The Senate acted quickly on Wednesday to make sure graduate student research assistants wouldn’t have a say in whether they could unionize or not. SB 971 was introduced last week, passed on a party-line vote by the Government Operations Committee on Tuesday and passed on the Senate floor on a 26-12 party line vote on Wednesday.
When Gov. Snyder presents his budget proposal to the Legislature tomorrow, schools are expected to see a 2.8 to 3 percent increase in state funding—still not enough to make up for a $1 billion cut to schools last year so corporate special interests could enjoy a $1.8 billion tax cut.
The House Oversight, Reform and Ethics Committee heard testimony this week on HB 5023-5026, a package of anti-union bills meant to curtail the powers of labor unions. HB 5025—which requires annual written consent from employees to have union dues deducted from their paychecks—was the topic of most of the testimony.
The House Oversight, Reform and Ethics Committee heard testimony Tuesday from union members who oppose HB 5023-5026, bills restricting union activities and punishing union members. And all of them pretty much said the same thing—the legislation is punitive, unnecessary, irrelevant and unconstitutional.
HB 5025, probably the most damaging piece of anti-union legislation in the package, requires an employee’s annual written authorization to have their union dues deducted from their paychecks. Supporters say this bill gives workers more opportunities to control whether money is collected for political activities or other functions—control workers already have, making this legislation just another attack on unions.
Union members repeatedly testified that PAC contributions do not come from dues; they are a voluntary contribution. They also stressed that no worker in Michigan is forced to join a union.

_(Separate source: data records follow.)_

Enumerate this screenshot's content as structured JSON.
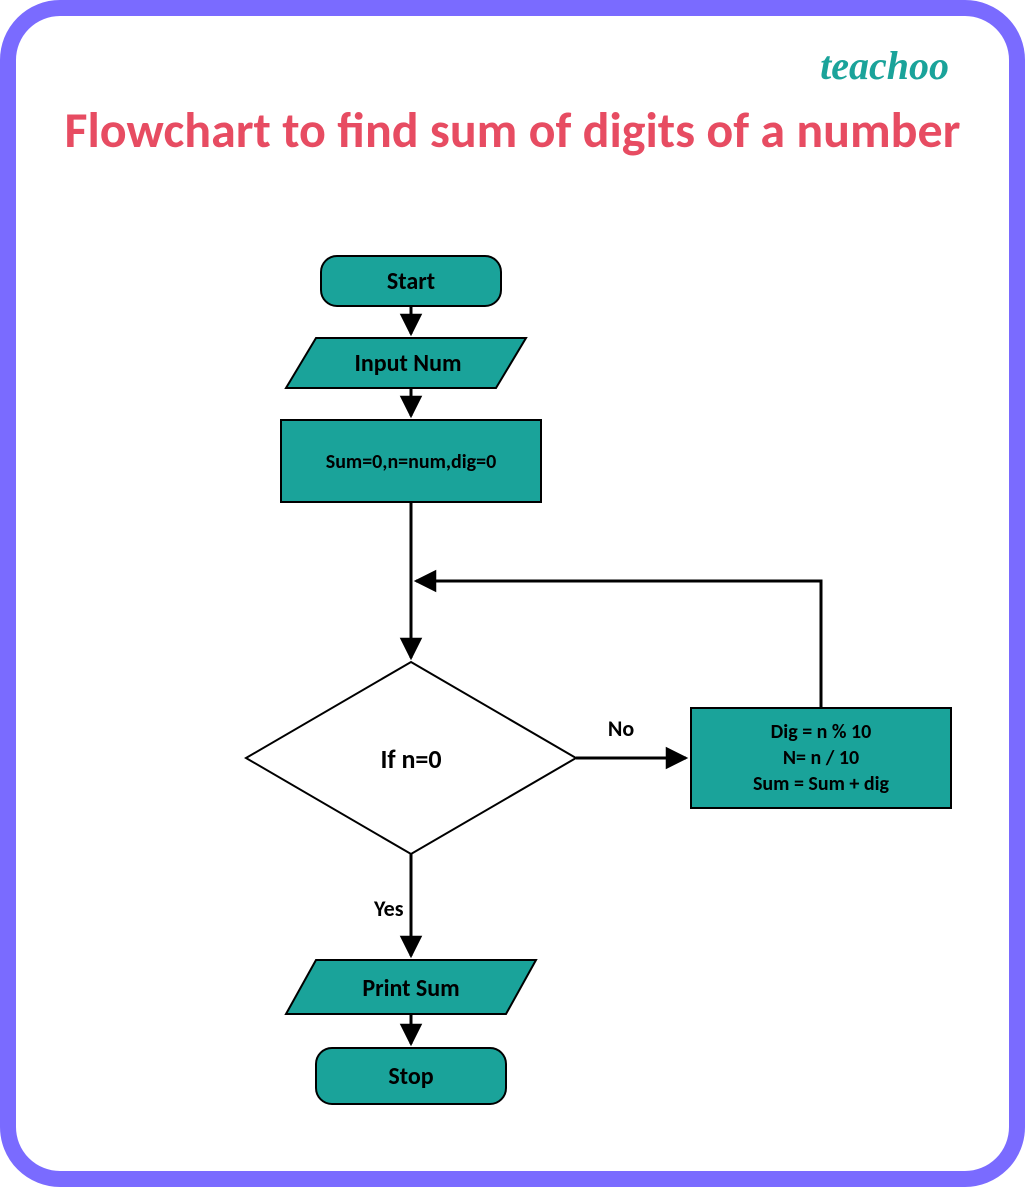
{
  "brand": "teachoo",
  "title": "Flowchart to find sum of digits of a number",
  "nodes": {
    "start": "Start",
    "input": "Input Num",
    "init": "Sum=0,n=num,dig=0",
    "decision": "If  n=0",
    "loop_body_l1": "Dig = n % 10",
    "loop_body_l2": "N= n / 10",
    "loop_body_l3": "Sum =  Sum + dig",
    "output": "Print Sum",
    "stop": "Stop"
  },
  "edges": {
    "no": "No",
    "yes": "Yes"
  }
}
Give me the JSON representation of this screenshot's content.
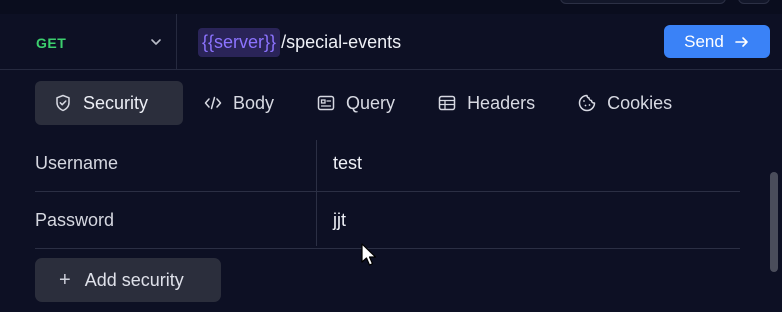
{
  "request": {
    "method": "GET",
    "url_variable": "{{server}}",
    "url_path": "/special-events",
    "send_label": "Send"
  },
  "tabs": [
    {
      "label": "Security",
      "icon": "shield-icon",
      "active": true
    },
    {
      "label": "Body",
      "icon": "code-icon",
      "active": false
    },
    {
      "label": "Query",
      "icon": "query-icon",
      "active": false
    },
    {
      "label": "Headers",
      "icon": "headers-icon",
      "active": false
    },
    {
      "label": "Cookies",
      "icon": "cookie-icon",
      "active": false
    }
  ],
  "security": {
    "rows": [
      {
        "key": "Username",
        "value": "test"
      },
      {
        "key": "Password",
        "value": "jjt"
      }
    ],
    "add_label": "Add security"
  },
  "colors": {
    "background": "#0d1024",
    "method_get": "#3ccf6e",
    "variable": "#8c73ff",
    "send_button": "#3a82f7"
  }
}
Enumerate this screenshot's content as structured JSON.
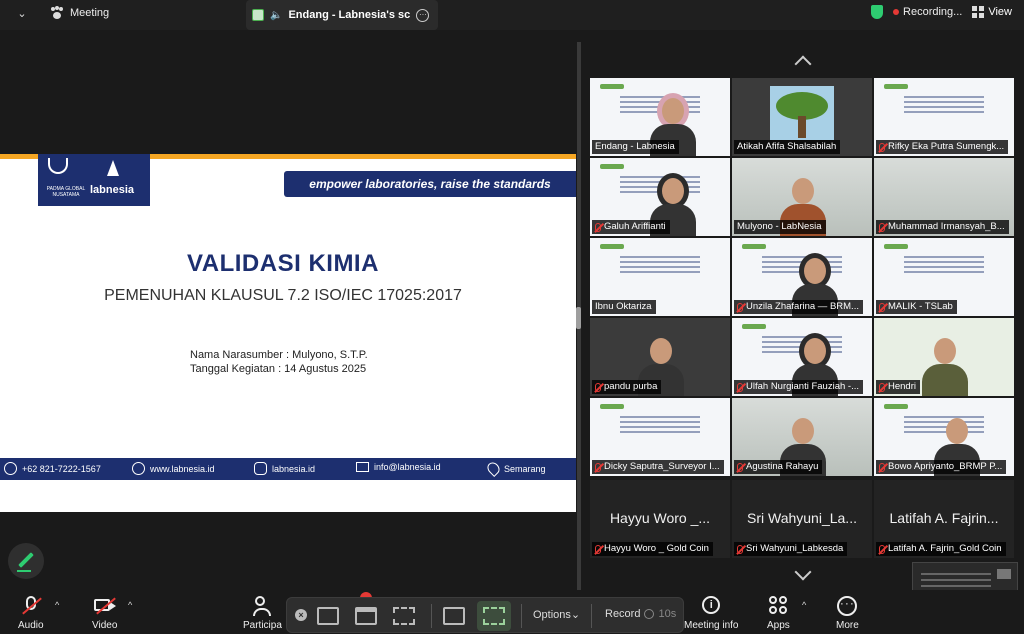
{
  "topbar": {
    "meeting_label": "Meeting",
    "share_title": "Endang - Labnesia's scre",
    "recording_label": "Recording...",
    "view_label": "View"
  },
  "slide": {
    "logo_padma_text": "PADMA GLOBAL NUSATAMA",
    "logo_brand": "labnesia",
    "slogan": "empower laboratories, raise the standards",
    "title": "VALIDASI KIMIA",
    "subtitle": "PEMENUHAN KLAUSUL 7.2 ISO/IEC 17025:2017",
    "speaker_line": "Nama Narasumber : Mulyono, S.T.P.",
    "date_line": "Tanggal Kegiatan : 14 Agustus 2025",
    "footer": {
      "phone": "+62 821-7222-1567",
      "website": "www.labnesia.id",
      "instagram": "labnesia.id",
      "email": "info@labnesia.id",
      "location": "Semarang"
    }
  },
  "gallery": {
    "participants": [
      {
        "name": "Endang - Labnesia",
        "muted": false,
        "bg": "slide",
        "person": "hijab-pink"
      },
      {
        "name": "Atikah Afifa Shalsabilah",
        "muted": false,
        "bg": "dark",
        "person": "tree"
      },
      {
        "name": "Rifky Eka Putra Sumengk...",
        "muted": true,
        "bg": "slide",
        "person": ""
      },
      {
        "name": "Galuh Ariffianti",
        "muted": true,
        "bg": "slide",
        "person": "hijab"
      },
      {
        "name": "Mulyono - LabNesia",
        "muted": false,
        "bg": "room",
        "person": "man",
        "active": true
      },
      {
        "name": "Muhammad Irmansyah_B...",
        "muted": true,
        "bg": "room",
        "person": ""
      },
      {
        "name": "Ibnu Oktariza",
        "muted": false,
        "bg": "slide",
        "person": ""
      },
      {
        "name": "Unzila Zhafarina — BRM...",
        "muted": true,
        "bg": "slide",
        "person": "hijab"
      },
      {
        "name": "MALIK - TSLab",
        "muted": true,
        "bg": "slide",
        "person": ""
      },
      {
        "name": "pandu purba",
        "muted": true,
        "bg": "dark",
        "person": "man"
      },
      {
        "name": "Ulfah Nurgianti Fauziah -...",
        "muted": true,
        "bg": "slide",
        "person": "hijab"
      },
      {
        "name": "Hendri",
        "muted": true,
        "bg": "green",
        "person": "man"
      },
      {
        "name": "Dicky Saputra_Surveyor I...",
        "muted": true,
        "bg": "slide",
        "person": ""
      },
      {
        "name": "Agustina Rahayu",
        "muted": true,
        "bg": "room",
        "person": "woman"
      },
      {
        "name": "Bowo Apriyanto_BRMP P...",
        "muted": true,
        "bg": "slide",
        "person": "man"
      }
    ],
    "no_video": [
      {
        "display": "Hayyu Woro _...",
        "name": "Hayyu Woro _ Gold Coin"
      },
      {
        "display": "Sri Wahyuni_La...",
        "name": "Sri Wahyuni_Labkesda"
      },
      {
        "display": "Latifah A. Fajrin...",
        "name": "Latifah A. Fajrin_Gold Coin"
      }
    ]
  },
  "toolbar": {
    "audio": "Audio",
    "video": "Video",
    "participants": "Participa",
    "options": "Options",
    "record": "Record",
    "record_timer": "10s",
    "meeting_info": "Meeting info",
    "apps": "Apps",
    "more": "More"
  }
}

Workers can opt to pay their fair share which only pays for the salary and benefits the union has negotiated for all workers.

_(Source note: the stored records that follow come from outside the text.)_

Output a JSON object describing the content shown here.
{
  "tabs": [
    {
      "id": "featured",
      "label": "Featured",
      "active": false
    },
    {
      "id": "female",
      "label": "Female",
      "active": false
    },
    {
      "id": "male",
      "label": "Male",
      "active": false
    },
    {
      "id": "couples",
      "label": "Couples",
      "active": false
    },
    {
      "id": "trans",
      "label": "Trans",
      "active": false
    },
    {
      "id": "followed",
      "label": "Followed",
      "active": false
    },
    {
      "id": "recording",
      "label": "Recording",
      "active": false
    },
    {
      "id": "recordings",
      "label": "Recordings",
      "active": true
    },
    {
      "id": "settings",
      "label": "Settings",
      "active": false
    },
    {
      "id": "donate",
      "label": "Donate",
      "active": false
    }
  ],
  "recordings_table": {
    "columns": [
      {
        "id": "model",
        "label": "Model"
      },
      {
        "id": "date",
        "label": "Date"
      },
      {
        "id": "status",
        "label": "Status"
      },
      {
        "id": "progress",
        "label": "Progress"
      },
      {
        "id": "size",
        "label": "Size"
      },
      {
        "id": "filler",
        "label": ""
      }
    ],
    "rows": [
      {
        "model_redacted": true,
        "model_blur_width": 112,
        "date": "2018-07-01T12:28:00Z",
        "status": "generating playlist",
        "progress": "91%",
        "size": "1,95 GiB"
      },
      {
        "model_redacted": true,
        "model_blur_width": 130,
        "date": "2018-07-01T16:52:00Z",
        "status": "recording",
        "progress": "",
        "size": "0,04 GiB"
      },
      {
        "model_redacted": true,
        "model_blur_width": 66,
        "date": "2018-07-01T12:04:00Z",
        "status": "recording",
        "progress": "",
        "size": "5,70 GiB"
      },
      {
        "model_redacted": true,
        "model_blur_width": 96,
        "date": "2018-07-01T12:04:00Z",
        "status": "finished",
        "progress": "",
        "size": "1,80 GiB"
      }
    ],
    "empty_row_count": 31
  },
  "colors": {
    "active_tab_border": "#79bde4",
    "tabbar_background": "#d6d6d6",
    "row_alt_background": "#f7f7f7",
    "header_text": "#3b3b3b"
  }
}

After lifting the cap on charter schools, the Legislature finished its business for the year today without doing any more harm to public education, students and public education employees and their unions.

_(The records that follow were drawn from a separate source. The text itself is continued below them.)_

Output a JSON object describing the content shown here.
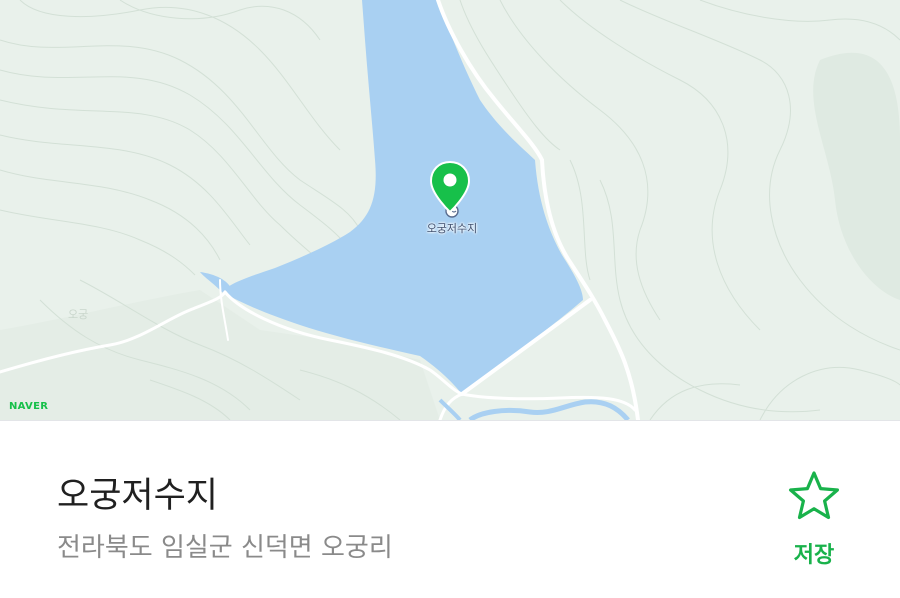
{
  "map": {
    "provider_logo": "NAVER",
    "marker_label": "오궁저수지",
    "icons": [
      "location-pin-icon",
      "reservoir-icon"
    ],
    "colors": {
      "land": "#e9f1eb",
      "water": "#a9d0f2",
      "road": "#ffffff",
      "pin": "#17c04a"
    }
  },
  "place": {
    "name": "오궁저수지",
    "address": "전라북도 임실군 신덕면 오궁리"
  },
  "actions": {
    "save_label": "저장",
    "save_icon": "star-outline-icon",
    "accent_color": "#19b24b"
  }
}
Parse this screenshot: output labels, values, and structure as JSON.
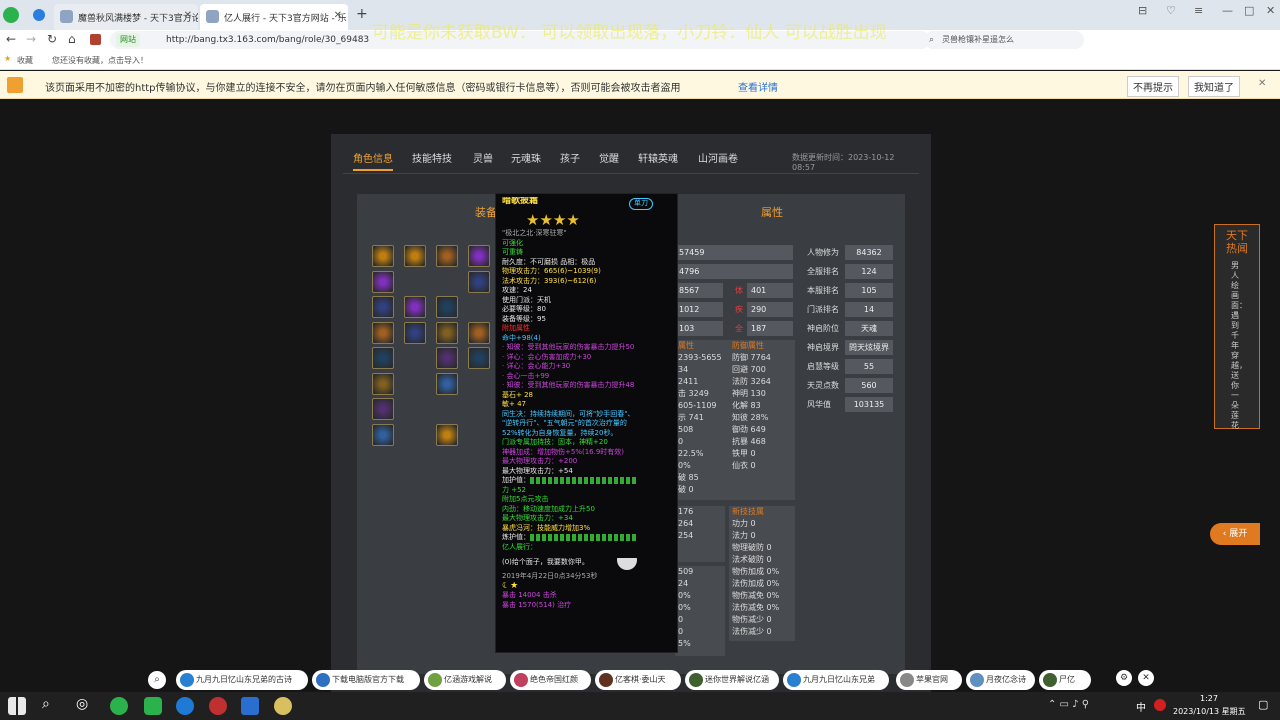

The Senate did not take up HB 4929, legislation to end payroll deduction for union dues, or any of the litany of other anti-union bills under consideration. And the House took no action on SB 619 (unlimited expansion of cyber schools). But rest assured the debate over further attacks on public education, unions and the middle class will restart in the New Year.
The Legislature will be back in session January 11, 2012. For now, there is peace in Michigan.
The pressure is building in the state House to pass SB 618, the bill allowing for unlimited expansion of charter schools. There are still several Republican representatives who are opposed to the bill's provisions that remove the cap on charters without increasing accountability measures. But they are under intense pressure to vote in favor of SB 618.
Call your state representative right away -- contact information can be found at http://bit.ly/sBEt9 . Urge them to vote no on SB 618. Tell them that unchecked expansion of charter schools will hurt your district and your students, siphoning even more resources away from our neighborhood schools.
This week represents that last legislative days for 2011 and there are issues which could see action this week.
SB 618 may be up for a vote in the House, but so far there don't seem to be enough votes to support it. The idea of removing the cap on charter schools is meeting resistance from legislators who are concerned about the impact that throwing open the doors to charters will have on traditional public schools. President Cook has sent a letter to state representatives urging them to vote "no" on SB 618 and reaffirming our opposition to the bill. That letter, along with messages to your representatives seems to be having an effect, but we can't stop the efforts. Contact your representatives. Find out where they stand on SB 618. If they oppose it, thank them for their vote and ask what kind of support they need. If they agree with taking the cap off charter schools, tell them true education reform is based on sound research that says small class sizes, more and better teacher training, greater parental involvement and adequate resources for student earning yield the greatest results for our students.